EXTRACTED DATA START

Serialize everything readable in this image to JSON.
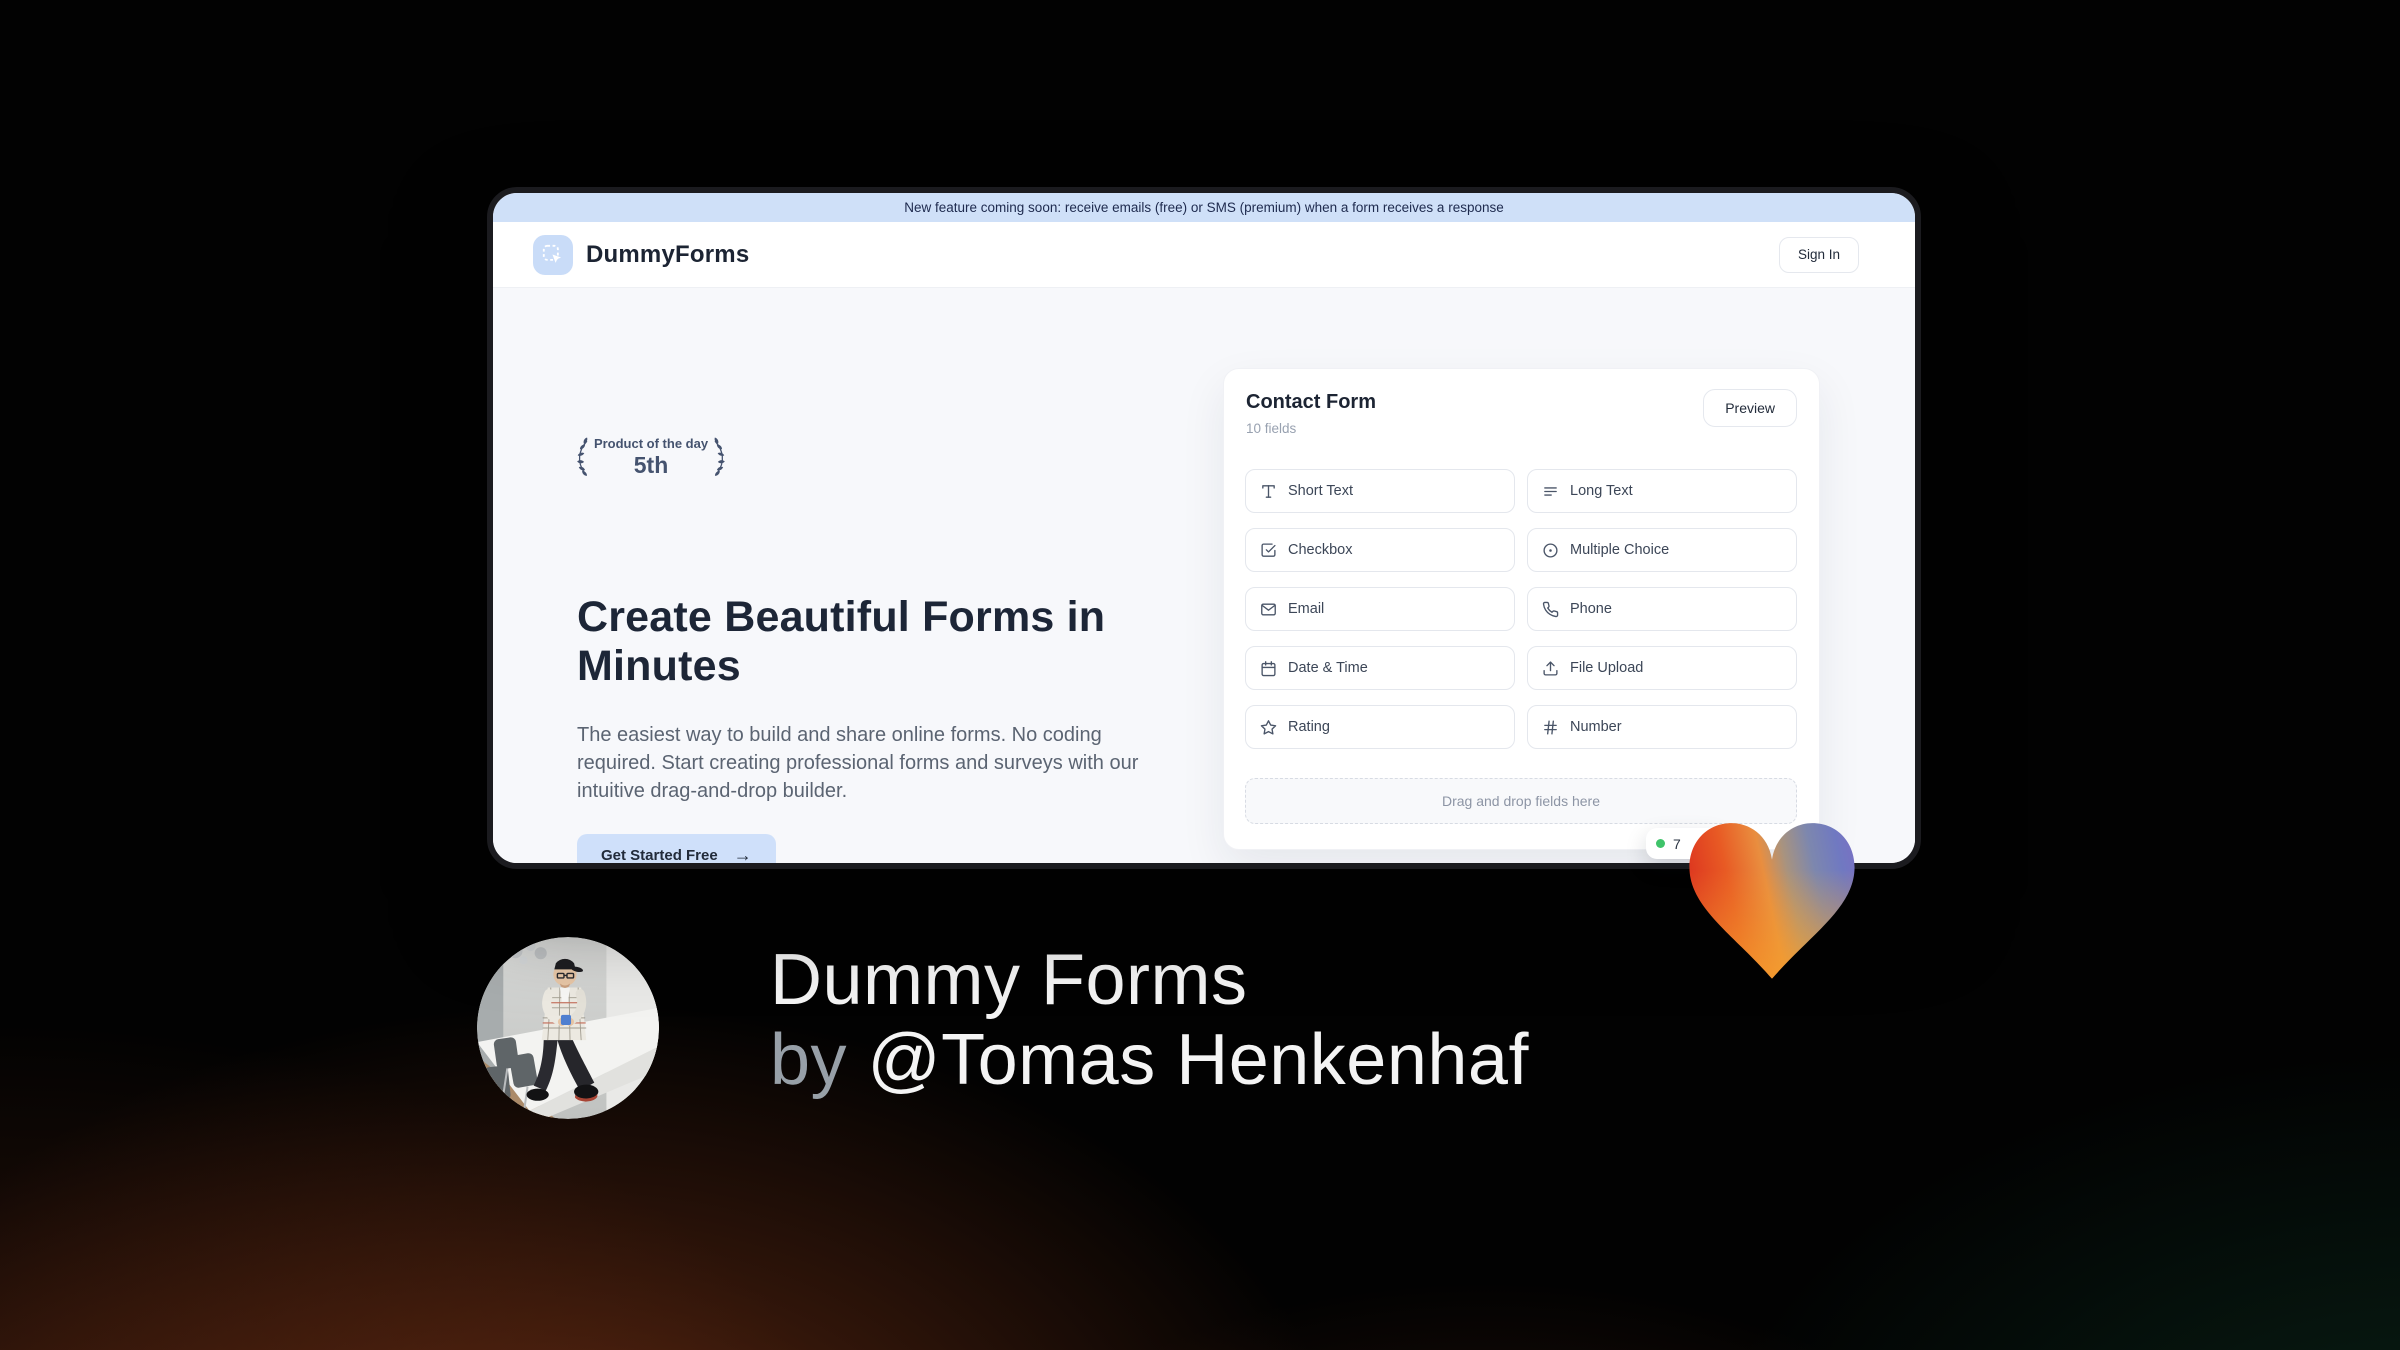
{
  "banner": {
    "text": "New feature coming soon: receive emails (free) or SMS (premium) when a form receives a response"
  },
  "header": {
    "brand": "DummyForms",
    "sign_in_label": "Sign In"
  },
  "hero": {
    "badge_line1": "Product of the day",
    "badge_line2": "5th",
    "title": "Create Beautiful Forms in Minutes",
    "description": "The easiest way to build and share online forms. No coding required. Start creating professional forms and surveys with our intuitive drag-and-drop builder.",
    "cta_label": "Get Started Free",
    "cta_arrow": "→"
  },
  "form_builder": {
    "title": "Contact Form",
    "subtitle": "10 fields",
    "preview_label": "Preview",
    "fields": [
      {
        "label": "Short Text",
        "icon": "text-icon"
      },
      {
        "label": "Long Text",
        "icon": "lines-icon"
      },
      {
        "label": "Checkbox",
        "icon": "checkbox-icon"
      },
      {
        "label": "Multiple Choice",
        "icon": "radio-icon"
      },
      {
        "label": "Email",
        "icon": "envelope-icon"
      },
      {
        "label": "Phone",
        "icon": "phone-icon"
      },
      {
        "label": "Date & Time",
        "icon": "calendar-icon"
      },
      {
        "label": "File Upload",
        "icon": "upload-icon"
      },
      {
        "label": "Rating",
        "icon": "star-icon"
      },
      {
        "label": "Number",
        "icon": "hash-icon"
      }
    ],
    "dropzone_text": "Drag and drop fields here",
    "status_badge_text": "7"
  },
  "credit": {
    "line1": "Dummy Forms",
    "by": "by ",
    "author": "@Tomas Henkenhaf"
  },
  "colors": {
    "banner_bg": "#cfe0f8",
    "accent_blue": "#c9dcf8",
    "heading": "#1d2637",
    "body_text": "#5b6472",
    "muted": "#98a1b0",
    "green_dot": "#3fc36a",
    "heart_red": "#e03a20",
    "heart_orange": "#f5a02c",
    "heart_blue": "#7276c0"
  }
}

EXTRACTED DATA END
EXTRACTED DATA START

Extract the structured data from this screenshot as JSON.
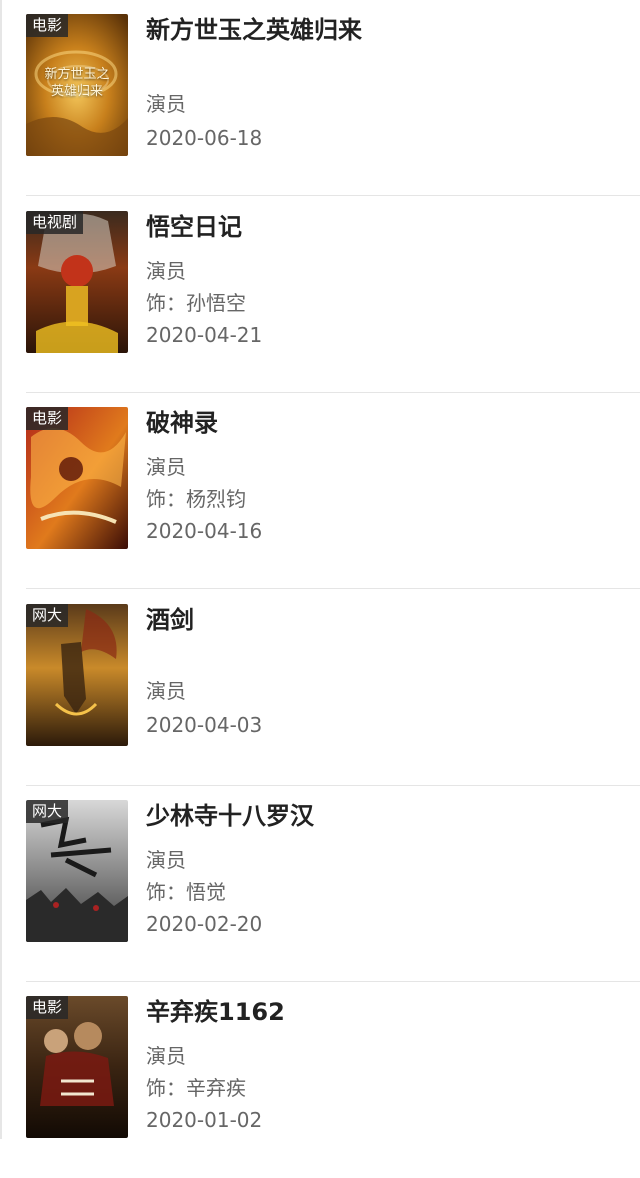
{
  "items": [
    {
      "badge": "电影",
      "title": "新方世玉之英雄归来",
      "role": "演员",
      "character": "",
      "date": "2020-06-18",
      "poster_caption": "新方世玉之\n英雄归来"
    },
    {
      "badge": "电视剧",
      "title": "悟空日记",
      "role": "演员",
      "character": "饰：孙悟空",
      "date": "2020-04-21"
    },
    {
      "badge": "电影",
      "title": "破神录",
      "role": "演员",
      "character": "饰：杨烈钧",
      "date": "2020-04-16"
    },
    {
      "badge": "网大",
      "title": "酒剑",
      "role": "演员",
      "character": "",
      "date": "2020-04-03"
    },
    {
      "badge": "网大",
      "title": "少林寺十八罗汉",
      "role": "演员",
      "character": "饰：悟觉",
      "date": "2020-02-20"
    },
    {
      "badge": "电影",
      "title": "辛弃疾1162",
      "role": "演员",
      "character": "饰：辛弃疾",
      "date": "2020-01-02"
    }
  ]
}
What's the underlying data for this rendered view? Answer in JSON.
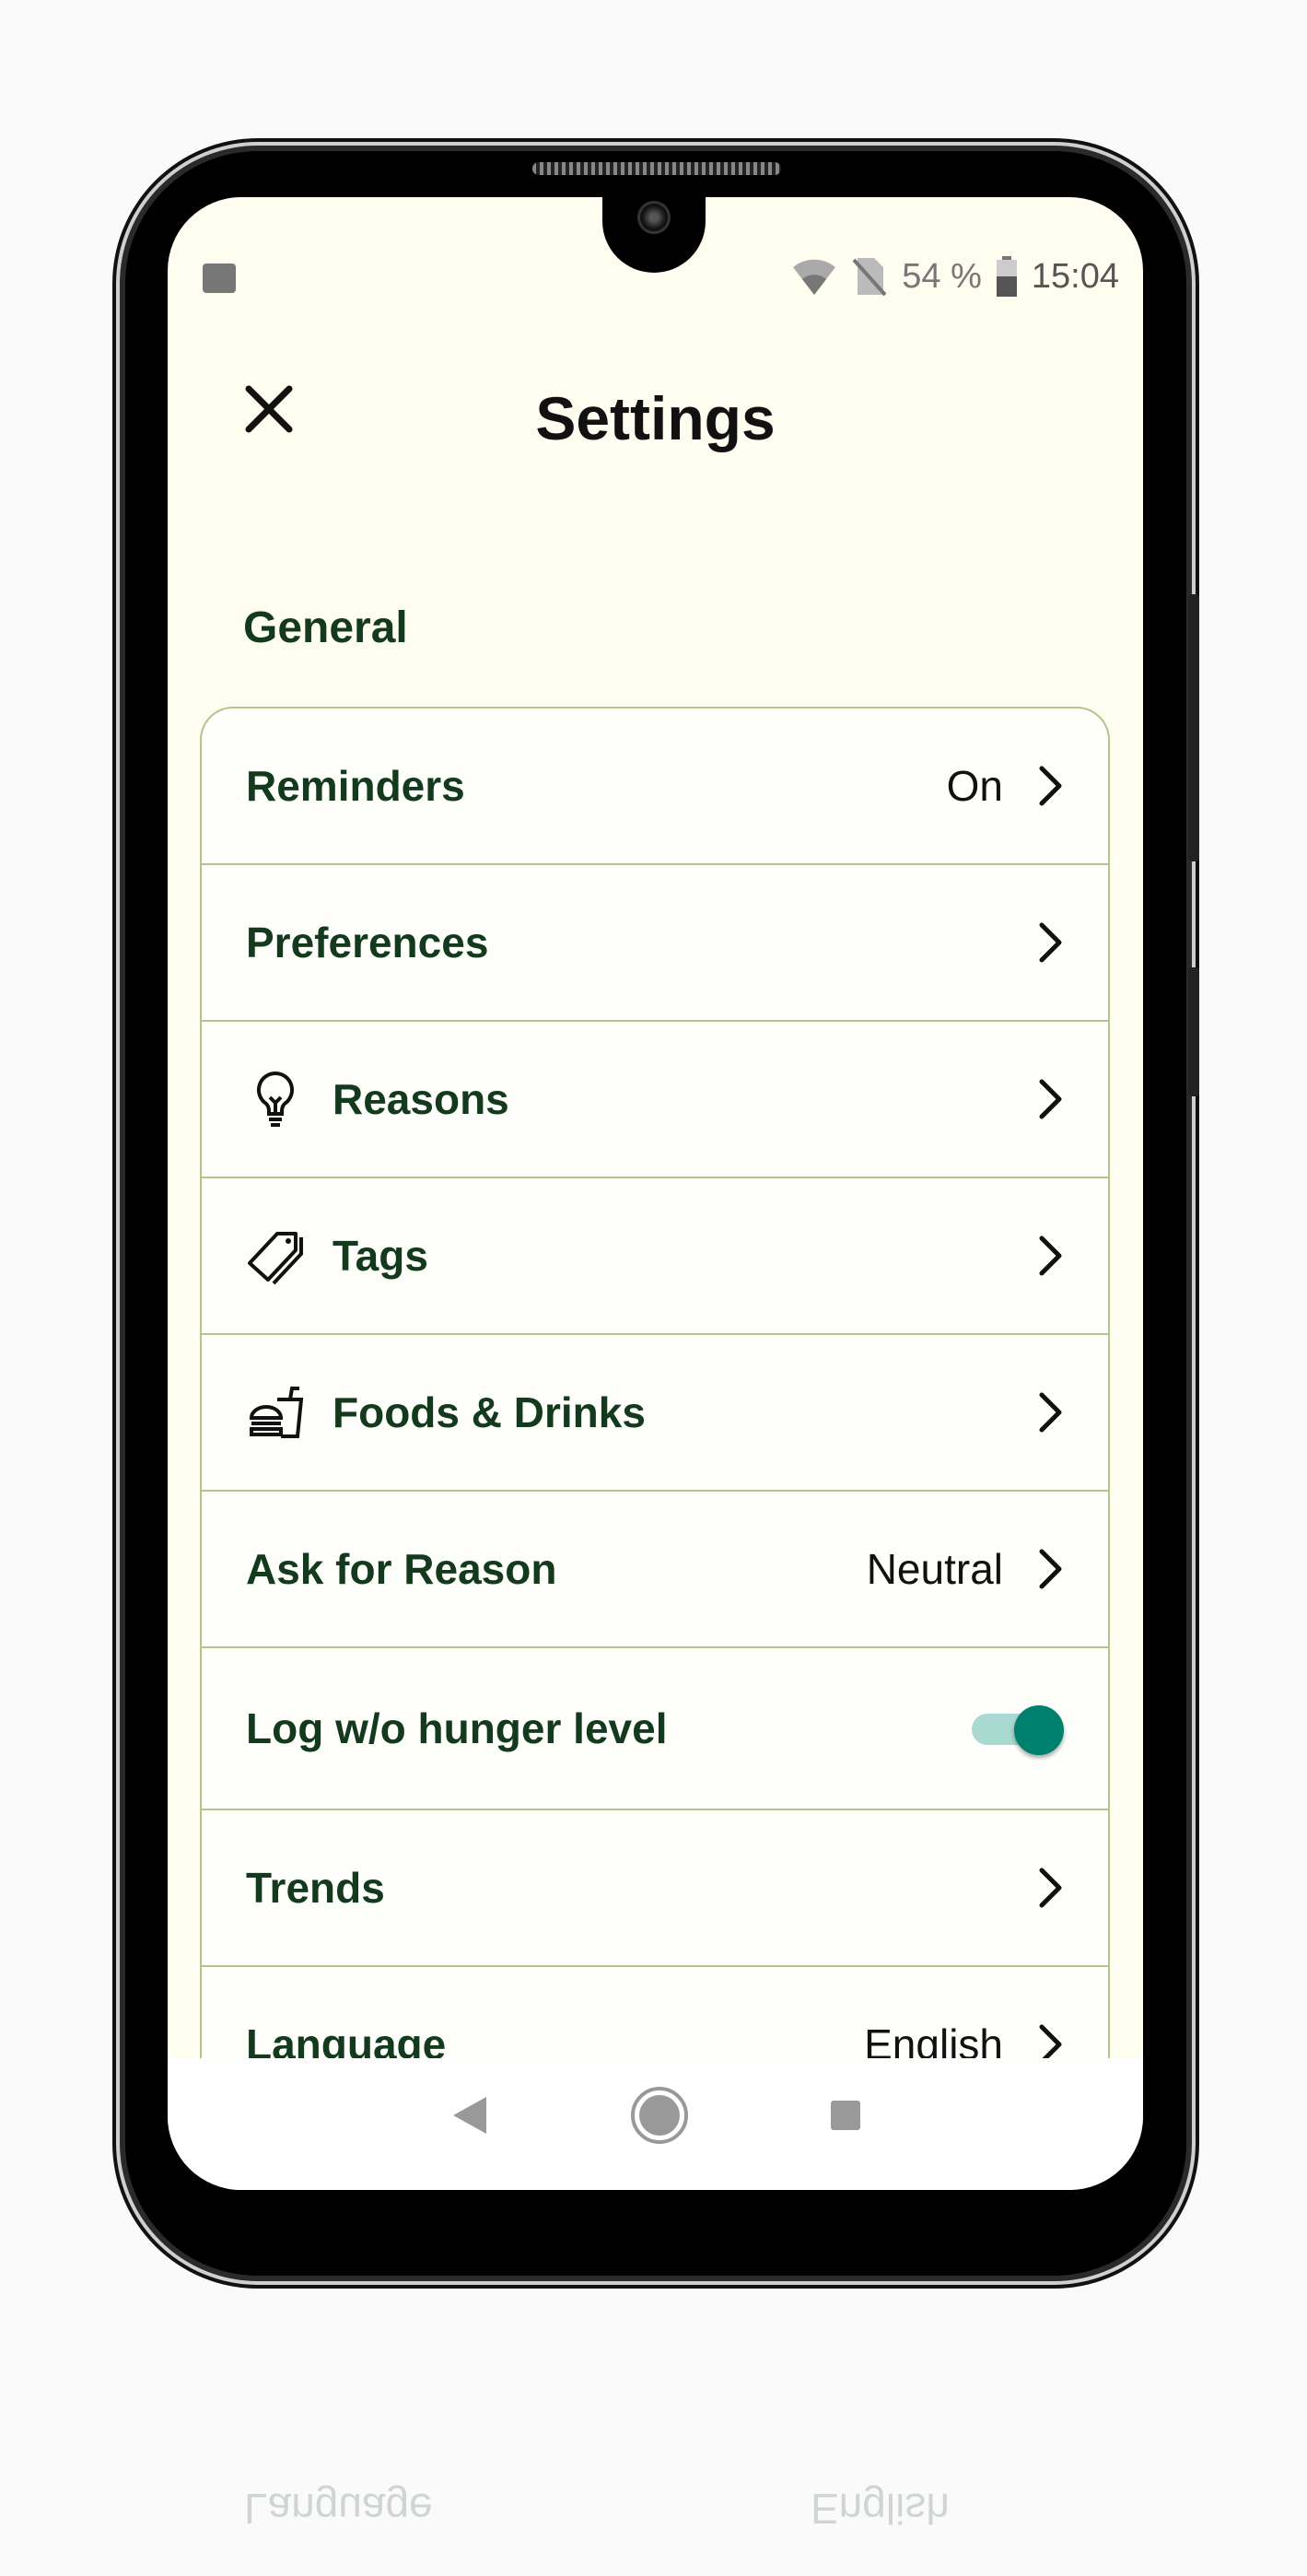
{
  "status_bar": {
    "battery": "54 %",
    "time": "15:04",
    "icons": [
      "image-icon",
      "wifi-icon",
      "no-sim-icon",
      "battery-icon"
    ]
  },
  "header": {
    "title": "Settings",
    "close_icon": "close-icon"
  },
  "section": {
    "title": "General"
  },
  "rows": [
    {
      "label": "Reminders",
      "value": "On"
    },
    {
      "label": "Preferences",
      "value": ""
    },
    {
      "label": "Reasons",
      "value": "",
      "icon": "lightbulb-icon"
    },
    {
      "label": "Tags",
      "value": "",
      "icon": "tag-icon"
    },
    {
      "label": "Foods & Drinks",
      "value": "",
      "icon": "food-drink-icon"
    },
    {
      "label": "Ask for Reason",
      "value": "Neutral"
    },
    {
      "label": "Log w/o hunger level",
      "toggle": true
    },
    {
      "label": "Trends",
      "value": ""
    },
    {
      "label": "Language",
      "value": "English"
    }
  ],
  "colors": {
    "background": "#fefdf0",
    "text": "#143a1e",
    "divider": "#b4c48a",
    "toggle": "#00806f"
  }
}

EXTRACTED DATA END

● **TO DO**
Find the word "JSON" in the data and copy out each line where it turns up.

● **ANSWER TO THE PROBLEM**
Serialize everything readable in this image to JSON.
Extract the structured data from this screenshot as JSON.
What's the underlying data for this rendered view? Answer in JSON.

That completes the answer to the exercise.